◆ **What is required**
What you return must match, exactly, the lines running from the one containing "Give me the" to the end of the data, both included, and must contain no pictures.

(Stored records)
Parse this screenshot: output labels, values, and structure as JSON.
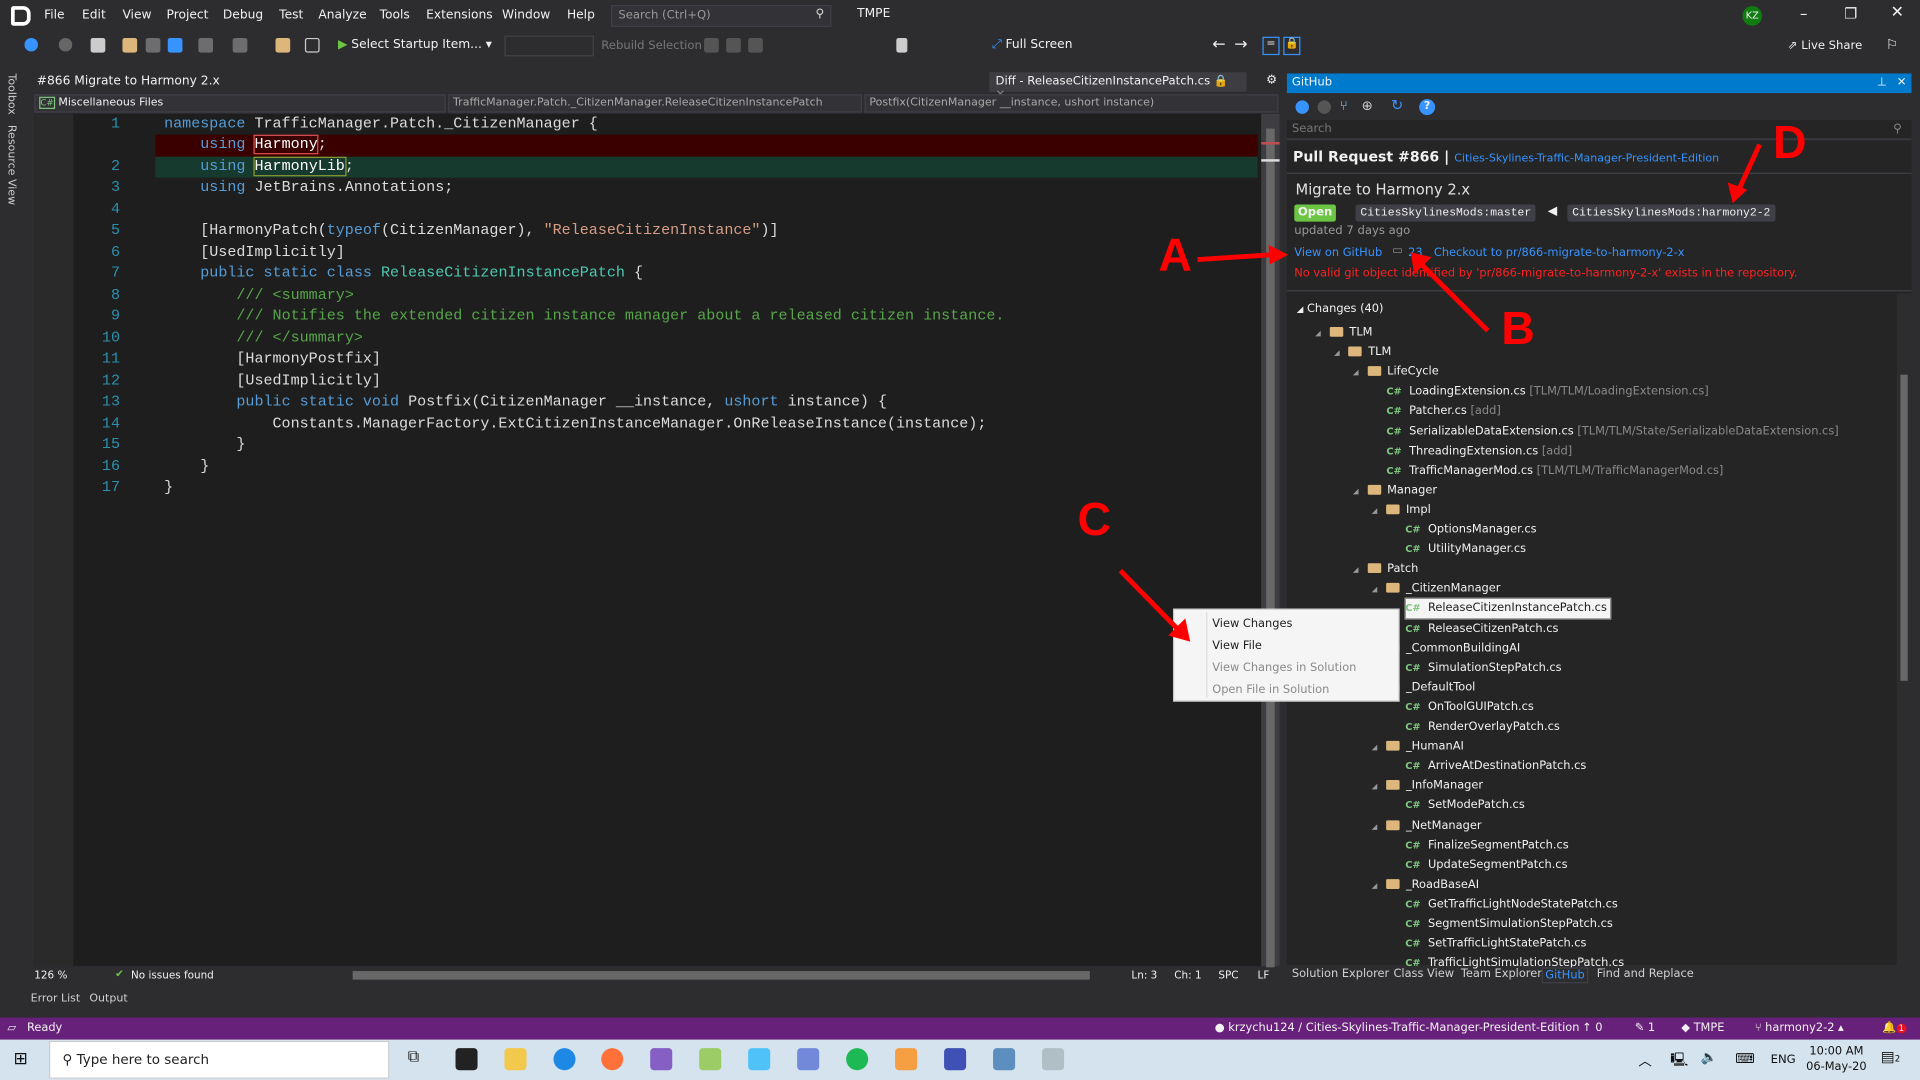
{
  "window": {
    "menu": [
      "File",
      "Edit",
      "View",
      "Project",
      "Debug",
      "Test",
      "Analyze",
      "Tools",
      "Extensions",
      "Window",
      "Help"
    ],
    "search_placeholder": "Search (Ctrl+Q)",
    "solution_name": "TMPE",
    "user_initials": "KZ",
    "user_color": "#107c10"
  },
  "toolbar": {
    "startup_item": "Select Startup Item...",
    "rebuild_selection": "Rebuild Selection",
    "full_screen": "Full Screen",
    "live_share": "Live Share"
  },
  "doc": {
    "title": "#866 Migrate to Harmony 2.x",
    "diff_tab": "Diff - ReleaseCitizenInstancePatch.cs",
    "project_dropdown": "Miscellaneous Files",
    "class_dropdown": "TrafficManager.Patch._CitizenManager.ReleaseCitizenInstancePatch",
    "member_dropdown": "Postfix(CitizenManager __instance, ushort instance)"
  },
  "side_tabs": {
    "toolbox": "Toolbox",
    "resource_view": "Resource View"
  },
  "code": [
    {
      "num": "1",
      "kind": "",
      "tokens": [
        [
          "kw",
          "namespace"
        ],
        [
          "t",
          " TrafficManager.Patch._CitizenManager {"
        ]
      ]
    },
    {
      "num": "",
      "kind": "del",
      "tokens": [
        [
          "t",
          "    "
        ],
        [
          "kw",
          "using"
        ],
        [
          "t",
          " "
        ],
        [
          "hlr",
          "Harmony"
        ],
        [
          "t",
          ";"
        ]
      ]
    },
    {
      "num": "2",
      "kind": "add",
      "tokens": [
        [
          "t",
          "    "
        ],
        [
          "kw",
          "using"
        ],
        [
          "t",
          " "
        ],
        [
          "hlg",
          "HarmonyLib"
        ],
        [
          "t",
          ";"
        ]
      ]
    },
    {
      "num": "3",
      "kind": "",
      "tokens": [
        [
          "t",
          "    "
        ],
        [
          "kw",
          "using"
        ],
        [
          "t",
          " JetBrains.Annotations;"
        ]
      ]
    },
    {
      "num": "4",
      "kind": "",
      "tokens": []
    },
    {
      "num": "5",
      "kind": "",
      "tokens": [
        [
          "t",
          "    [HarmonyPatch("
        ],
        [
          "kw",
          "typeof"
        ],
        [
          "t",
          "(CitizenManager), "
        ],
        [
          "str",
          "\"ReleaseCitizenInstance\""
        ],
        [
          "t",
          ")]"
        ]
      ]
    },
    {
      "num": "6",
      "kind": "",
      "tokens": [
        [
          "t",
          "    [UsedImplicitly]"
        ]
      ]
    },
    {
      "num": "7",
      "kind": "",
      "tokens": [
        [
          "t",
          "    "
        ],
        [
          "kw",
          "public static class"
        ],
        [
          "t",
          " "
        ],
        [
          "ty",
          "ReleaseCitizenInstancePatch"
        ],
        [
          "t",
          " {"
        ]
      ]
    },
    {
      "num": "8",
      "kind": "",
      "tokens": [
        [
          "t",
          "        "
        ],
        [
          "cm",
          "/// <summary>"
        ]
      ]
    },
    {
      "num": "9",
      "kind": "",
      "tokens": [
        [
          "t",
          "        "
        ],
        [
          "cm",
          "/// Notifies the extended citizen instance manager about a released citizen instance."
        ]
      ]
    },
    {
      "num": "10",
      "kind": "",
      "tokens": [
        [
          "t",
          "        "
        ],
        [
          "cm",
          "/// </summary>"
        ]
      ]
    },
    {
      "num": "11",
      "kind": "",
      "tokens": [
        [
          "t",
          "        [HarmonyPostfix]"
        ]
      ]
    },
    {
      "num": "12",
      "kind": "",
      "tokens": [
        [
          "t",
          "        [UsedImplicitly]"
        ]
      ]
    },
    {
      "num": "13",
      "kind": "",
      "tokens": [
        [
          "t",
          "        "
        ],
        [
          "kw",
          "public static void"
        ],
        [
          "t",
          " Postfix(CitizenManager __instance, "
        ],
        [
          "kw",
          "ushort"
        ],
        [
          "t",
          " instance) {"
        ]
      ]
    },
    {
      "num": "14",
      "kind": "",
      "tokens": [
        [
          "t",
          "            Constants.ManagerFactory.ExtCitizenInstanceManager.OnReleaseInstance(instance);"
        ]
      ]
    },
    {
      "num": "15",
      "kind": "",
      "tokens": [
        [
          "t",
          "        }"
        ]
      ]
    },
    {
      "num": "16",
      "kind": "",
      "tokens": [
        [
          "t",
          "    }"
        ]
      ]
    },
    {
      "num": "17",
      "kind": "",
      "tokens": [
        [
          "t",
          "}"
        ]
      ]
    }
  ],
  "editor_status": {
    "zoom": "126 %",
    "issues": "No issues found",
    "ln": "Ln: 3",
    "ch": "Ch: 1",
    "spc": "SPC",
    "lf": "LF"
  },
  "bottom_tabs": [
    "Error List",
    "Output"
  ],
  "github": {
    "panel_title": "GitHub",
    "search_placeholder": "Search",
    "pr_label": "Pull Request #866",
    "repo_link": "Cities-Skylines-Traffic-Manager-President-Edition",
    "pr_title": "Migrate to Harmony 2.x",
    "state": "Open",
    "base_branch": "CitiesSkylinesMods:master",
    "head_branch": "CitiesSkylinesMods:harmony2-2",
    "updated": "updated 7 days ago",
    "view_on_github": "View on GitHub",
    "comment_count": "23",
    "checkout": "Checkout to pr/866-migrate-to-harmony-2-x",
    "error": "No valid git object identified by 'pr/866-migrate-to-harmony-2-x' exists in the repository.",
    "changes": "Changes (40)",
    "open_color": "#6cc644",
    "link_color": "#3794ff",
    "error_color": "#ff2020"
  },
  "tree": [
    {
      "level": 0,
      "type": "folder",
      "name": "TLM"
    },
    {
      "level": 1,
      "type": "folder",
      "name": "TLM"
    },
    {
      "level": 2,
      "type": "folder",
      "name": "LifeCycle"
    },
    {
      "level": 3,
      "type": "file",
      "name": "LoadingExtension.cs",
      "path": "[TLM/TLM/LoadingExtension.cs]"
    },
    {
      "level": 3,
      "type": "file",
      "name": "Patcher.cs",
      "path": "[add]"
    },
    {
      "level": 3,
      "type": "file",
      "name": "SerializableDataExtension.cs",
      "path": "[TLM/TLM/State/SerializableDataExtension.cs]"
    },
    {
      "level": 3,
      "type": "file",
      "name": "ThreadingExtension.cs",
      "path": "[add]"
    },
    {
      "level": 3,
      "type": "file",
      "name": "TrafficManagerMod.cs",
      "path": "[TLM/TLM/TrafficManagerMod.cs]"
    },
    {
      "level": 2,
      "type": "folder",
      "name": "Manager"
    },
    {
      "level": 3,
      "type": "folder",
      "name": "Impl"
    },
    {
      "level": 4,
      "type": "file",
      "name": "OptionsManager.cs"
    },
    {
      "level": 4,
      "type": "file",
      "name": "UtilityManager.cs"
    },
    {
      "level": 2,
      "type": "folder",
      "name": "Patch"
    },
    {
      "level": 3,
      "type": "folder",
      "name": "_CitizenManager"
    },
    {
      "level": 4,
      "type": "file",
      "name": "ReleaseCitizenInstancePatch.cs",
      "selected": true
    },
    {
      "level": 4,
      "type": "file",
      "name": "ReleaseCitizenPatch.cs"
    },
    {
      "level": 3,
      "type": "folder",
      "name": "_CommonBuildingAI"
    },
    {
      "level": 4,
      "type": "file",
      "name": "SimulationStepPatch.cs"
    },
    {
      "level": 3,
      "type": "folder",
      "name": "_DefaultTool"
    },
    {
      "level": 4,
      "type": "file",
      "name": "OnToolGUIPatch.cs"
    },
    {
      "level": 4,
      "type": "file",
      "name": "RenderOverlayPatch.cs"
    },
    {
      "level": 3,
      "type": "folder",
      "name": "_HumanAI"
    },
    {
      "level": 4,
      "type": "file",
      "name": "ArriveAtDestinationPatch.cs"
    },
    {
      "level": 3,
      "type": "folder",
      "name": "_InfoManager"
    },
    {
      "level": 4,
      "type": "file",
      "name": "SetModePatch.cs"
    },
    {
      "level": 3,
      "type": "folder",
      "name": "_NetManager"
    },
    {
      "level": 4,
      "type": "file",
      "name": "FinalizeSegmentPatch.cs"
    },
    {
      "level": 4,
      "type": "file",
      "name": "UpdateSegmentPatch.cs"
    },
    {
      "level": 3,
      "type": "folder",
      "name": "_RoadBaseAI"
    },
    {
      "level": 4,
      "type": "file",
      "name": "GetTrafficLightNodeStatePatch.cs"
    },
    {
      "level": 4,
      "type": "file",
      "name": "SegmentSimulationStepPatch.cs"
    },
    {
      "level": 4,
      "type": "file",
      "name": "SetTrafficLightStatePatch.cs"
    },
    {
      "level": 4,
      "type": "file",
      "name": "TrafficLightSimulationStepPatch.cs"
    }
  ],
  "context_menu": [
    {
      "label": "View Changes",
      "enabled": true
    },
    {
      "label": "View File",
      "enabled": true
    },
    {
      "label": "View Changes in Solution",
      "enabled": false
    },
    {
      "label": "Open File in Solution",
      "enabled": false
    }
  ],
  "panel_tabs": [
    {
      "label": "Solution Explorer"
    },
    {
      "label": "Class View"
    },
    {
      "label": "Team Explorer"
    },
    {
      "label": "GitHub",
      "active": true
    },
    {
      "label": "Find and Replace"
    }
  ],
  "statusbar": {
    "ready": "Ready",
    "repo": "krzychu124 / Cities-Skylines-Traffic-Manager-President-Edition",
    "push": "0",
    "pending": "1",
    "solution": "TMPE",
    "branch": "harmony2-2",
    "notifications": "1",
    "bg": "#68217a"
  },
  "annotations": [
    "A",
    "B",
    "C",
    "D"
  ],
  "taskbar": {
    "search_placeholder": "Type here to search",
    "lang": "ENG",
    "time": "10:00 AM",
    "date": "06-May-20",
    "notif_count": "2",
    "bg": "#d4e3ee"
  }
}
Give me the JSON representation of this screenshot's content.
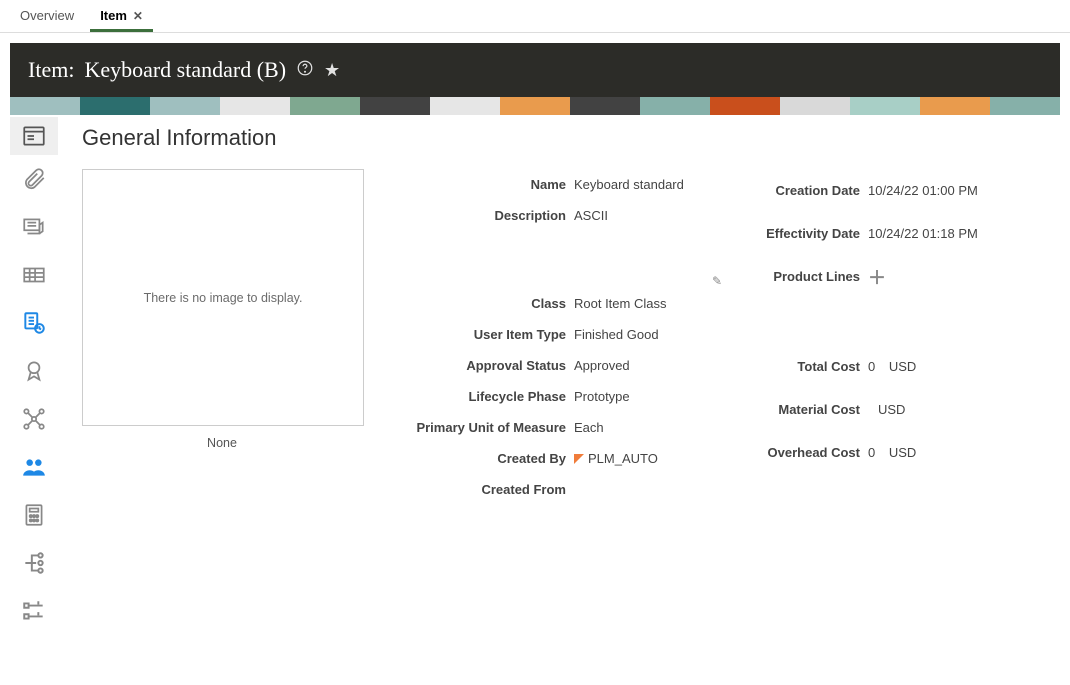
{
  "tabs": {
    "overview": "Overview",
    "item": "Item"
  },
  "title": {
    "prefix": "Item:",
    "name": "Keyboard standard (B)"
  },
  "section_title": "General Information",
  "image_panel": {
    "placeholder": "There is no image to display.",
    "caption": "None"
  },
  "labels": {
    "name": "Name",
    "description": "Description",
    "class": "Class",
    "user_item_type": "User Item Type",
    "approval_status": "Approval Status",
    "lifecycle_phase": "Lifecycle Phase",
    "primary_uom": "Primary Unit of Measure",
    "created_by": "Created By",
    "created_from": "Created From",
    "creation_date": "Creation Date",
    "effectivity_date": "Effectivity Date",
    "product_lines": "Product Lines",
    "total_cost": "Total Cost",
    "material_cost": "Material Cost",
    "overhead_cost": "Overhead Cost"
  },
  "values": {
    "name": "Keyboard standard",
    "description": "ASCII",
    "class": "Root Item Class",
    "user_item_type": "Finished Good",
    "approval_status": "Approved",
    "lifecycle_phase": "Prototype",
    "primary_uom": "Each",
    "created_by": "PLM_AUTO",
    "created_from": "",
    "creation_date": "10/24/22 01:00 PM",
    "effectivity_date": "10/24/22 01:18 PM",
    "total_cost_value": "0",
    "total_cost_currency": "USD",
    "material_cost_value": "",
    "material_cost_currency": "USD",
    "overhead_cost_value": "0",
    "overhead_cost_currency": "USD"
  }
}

◆ **Exercise response**
Give me the JSON representation of this screenshot's content.
{
  "tabs": {
    "overview": "Overview",
    "item": "Item"
  },
  "title": {
    "prefix": "Item:",
    "name": "Keyboard standard (B)"
  },
  "section_title": "General Information",
  "image_panel": {
    "placeholder": "There is no image to display.",
    "caption": "None"
  },
  "labels": {
    "name": "Name",
    "description": "Description",
    "class": "Class",
    "user_item_type": "User Item Type",
    "approval_status": "Approval Status",
    "lifecycle_phase": "Lifecycle Phase",
    "primary_uom": "Primary Unit of Measure",
    "created_by": "Created By",
    "created_from": "Created From",
    "creation_date": "Creation Date",
    "effectivity_date": "Effectivity Date",
    "product_lines": "Product Lines",
    "total_cost": "Total Cost",
    "material_cost": "Material Cost",
    "overhead_cost": "Overhead Cost"
  },
  "values": {
    "name": "Keyboard standard",
    "description": "ASCII",
    "class": "Root Item Class",
    "user_item_type": "Finished Good",
    "approval_status": "Approved",
    "lifecycle_phase": "Prototype",
    "primary_uom": "Each",
    "created_by": "PLM_AUTO",
    "created_from": "",
    "creation_date": "10/24/22 01:00 PM",
    "effectivity_date": "10/24/22 01:18 PM",
    "total_cost_value": "0",
    "total_cost_currency": "USD",
    "material_cost_value": "",
    "material_cost_currency": "USD",
    "overhead_cost_value": "0",
    "overhead_cost_currency": "USD"
  }
}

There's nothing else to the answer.